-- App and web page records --
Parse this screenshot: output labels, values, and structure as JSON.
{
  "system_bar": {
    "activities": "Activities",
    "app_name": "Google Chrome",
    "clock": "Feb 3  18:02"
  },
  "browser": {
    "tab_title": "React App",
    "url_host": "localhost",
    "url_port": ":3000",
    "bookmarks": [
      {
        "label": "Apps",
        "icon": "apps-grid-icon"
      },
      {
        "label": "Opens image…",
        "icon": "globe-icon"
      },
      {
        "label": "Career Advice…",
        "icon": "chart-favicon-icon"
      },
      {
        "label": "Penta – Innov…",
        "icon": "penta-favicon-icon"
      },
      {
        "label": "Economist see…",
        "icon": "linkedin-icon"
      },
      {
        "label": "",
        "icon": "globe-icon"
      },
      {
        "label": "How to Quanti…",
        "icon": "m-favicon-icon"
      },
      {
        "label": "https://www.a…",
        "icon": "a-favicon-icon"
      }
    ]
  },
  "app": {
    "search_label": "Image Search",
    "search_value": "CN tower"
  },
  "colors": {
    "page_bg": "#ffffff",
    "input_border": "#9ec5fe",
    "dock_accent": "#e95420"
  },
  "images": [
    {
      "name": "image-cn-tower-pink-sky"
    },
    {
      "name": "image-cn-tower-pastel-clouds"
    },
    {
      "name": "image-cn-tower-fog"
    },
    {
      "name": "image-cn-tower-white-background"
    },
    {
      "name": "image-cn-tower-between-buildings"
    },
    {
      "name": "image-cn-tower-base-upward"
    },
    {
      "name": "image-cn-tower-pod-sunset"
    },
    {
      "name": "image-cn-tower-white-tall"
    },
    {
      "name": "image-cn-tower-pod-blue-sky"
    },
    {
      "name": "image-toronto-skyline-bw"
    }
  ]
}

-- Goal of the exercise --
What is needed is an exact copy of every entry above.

-- Task response --
Parse this screenshot: output labels, values, and structure as JSON.
{
  "system_bar": {
    "activities": "Activities",
    "app_name": "Google Chrome",
    "clock": "Feb 3  18:02"
  },
  "browser": {
    "tab_title": "React App",
    "url_host": "localhost",
    "url_port": ":3000",
    "bookmarks": [
      {
        "label": "Apps",
        "icon": "apps-grid-icon"
      },
      {
        "label": "Opens image…",
        "icon": "globe-icon"
      },
      {
        "label": "Career Advice…",
        "icon": "chart-favicon-icon"
      },
      {
        "label": "Penta – Innov…",
        "icon": "penta-favicon-icon"
      },
      {
        "label": "Economist see…",
        "icon": "linkedin-icon"
      },
      {
        "label": "",
        "icon": "globe-icon"
      },
      {
        "label": "How to Quanti…",
        "icon": "m-favicon-icon"
      },
      {
        "label": "https://www.a…",
        "icon": "a-favicon-icon"
      }
    ]
  },
  "app": {
    "search_label": "Image Search",
    "search_value": "CN tower"
  },
  "colors": {
    "page_bg": "#ffffff",
    "input_border": "#9ec5fe",
    "dock_accent": "#e95420"
  },
  "images": [
    {
      "name": "image-cn-tower-pink-sky"
    },
    {
      "name": "image-cn-tower-pastel-clouds"
    },
    {
      "name": "image-cn-tower-fog"
    },
    {
      "name": "image-cn-tower-white-background"
    },
    {
      "name": "image-cn-tower-between-buildings"
    },
    {
      "name": "image-cn-tower-base-upward"
    },
    {
      "name": "image-cn-tower-pod-sunset"
    },
    {
      "name": "image-cn-tower-white-tall"
    },
    {
      "name": "image-cn-tower-pod-blue-sky"
    },
    {
      "name": "image-toronto-skyline-bw"
    }
  ]
}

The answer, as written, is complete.